Delirium tremens can also occur as a withdrawal reaction to other drugs. In such a delirium all senses are affected, patients are unable to focus attention, have a distorted perception, cannot control their movements, and mave suffer from sleeping problems.

Deliria are always a medical emergency, because it is impossible to predict how they develop. Worst-case scenarios include cardiac arrest, and malfunctions of the metabolism.

References[change | change source]
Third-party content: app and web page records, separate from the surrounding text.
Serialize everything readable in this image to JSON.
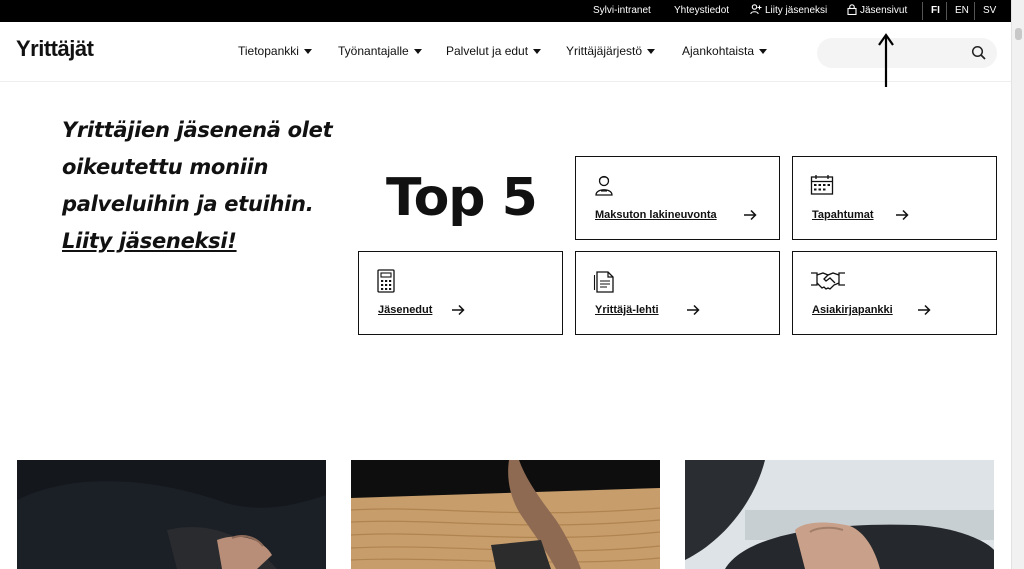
{
  "topbar": {
    "intranet": "Sylvi-intranet",
    "contact": "Yhteystiedot",
    "join": "Liity jäseneksi",
    "member_pages": "Jäsensivut",
    "lang_fi": "FI",
    "lang_en": "EN",
    "lang_sv": "SV"
  },
  "header": {
    "logo": "Yrittäjät",
    "nav": [
      "Tietopankki",
      "Työnantajalle",
      "Palvelut ja edut",
      "Yrittäjäjärjestö",
      "Ajankohtaista"
    ],
    "search_placeholder": ""
  },
  "hero": {
    "line1": "Yrittäjien jäsenenä olet",
    "line2": "oikeutettu moniin",
    "line3": "palveluihin ja etuihin.",
    "link": "Liity jäseneksi!"
  },
  "top5": {
    "title": "Top 5",
    "cards": [
      {
        "label": "Maksuton lakineuvonta",
        "icon": "advisor-icon"
      },
      {
        "label": "Tapahtumat",
        "icon": "calendar-icon"
      },
      {
        "label": "Jäsenedut",
        "icon": "calculator-icon"
      },
      {
        "label": "Yrittäjä-lehti",
        "icon": "document-icon"
      },
      {
        "label": "Asiakirjapankki",
        "icon": "handshake-icon"
      }
    ]
  },
  "colors": {
    "topbar_bg": "#000000",
    "text": "#111111",
    "search_bg": "#f4f4f4"
  }
}
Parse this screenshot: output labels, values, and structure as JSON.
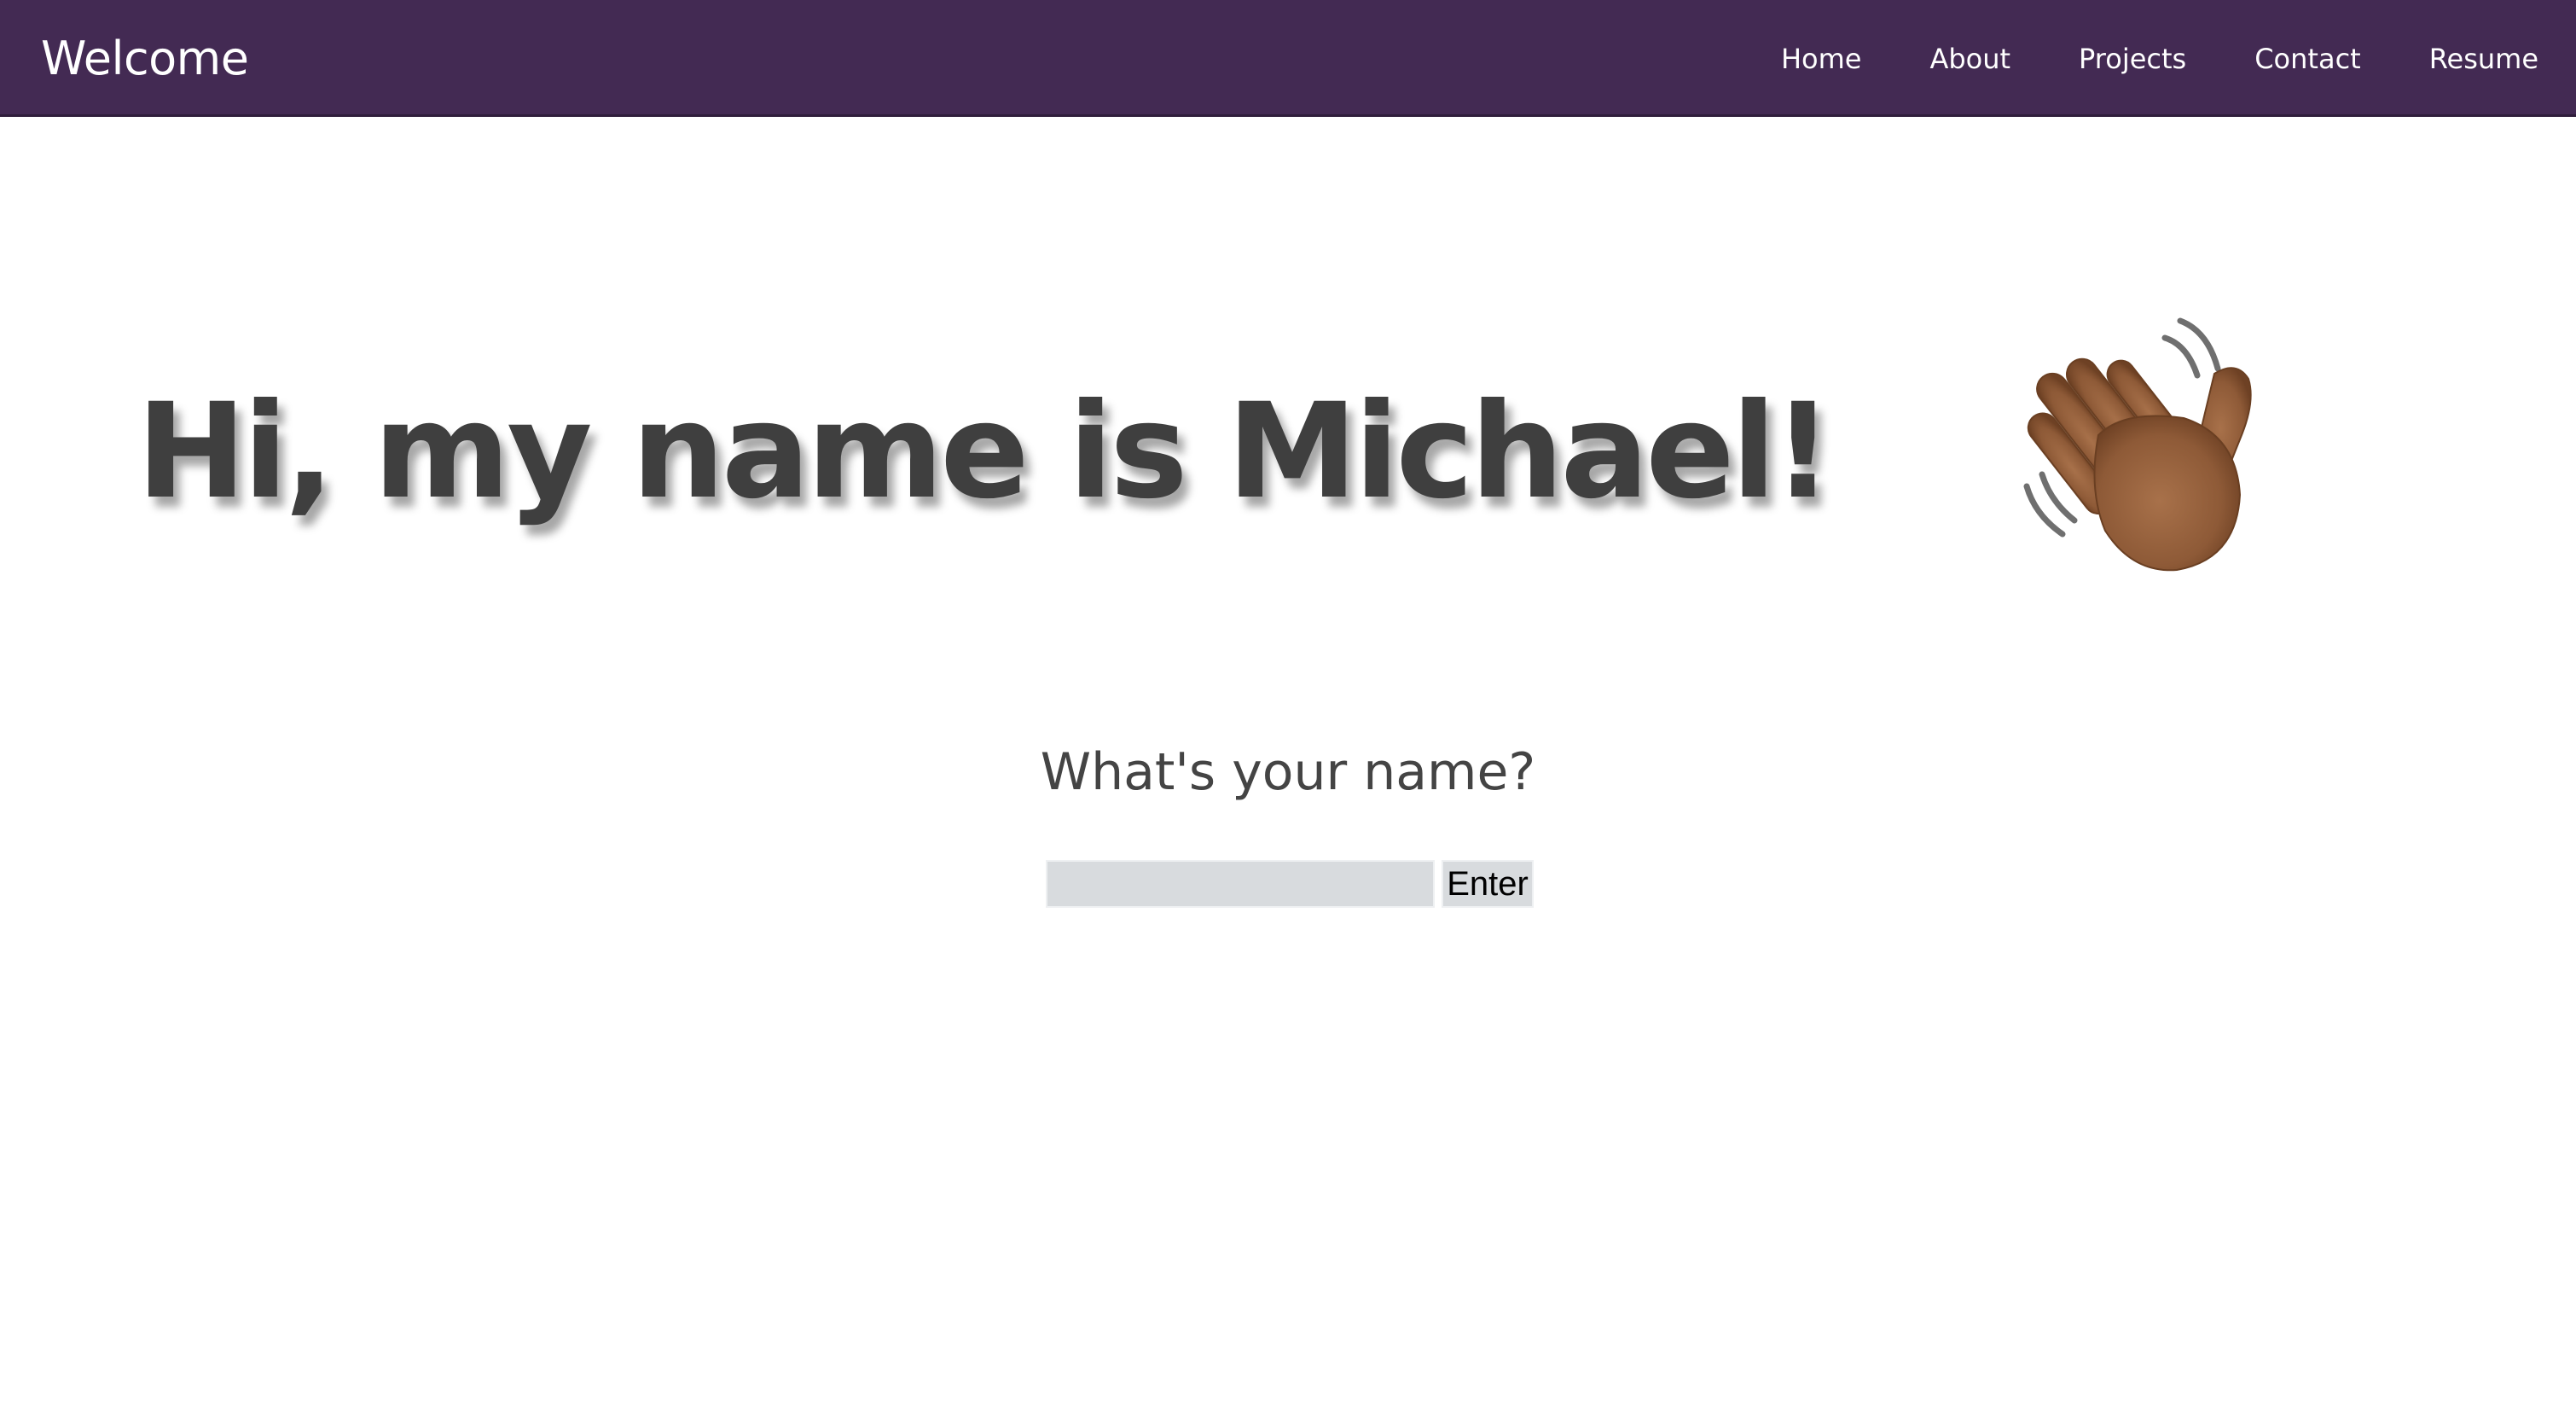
{
  "header": {
    "brand": "Welcome",
    "background_color": "#432a53",
    "nav": [
      {
        "label": "Home"
      },
      {
        "label": "About"
      },
      {
        "label": "Projects"
      },
      {
        "label": "Contact"
      },
      {
        "label": "Resume"
      }
    ]
  },
  "hero": {
    "title": "Hi, my name is Michael!",
    "icon": "waving-hand-icon"
  },
  "name_form": {
    "prompt": "What's your name?",
    "input_value": "",
    "input_placeholder": "",
    "submit_label": "Enter"
  }
}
  1. Michael Burns; James Price & Michael E Lekawa (2008). "Delirium Tremens: eMedicine Critical Care". emedicine.medscape.com. http://emedicine.medscape.com/article/166032-overview. Retrieved 2009-06-23.
  2. Gossman, William (2007). "Delirium Tremens: eMedicine Emergency Medicine". emedicine.medscape.com. http://emedicine.medscape.com/article/791802-overview. Retrieved 2009-06-23.
  3. Gossman, William (2007). "Delirium Tremens: Treatment & Medication". emedicine.medscape.com. http://emedicine.medscape.com/article/791802-treatment. Retrieved 2009-06-23.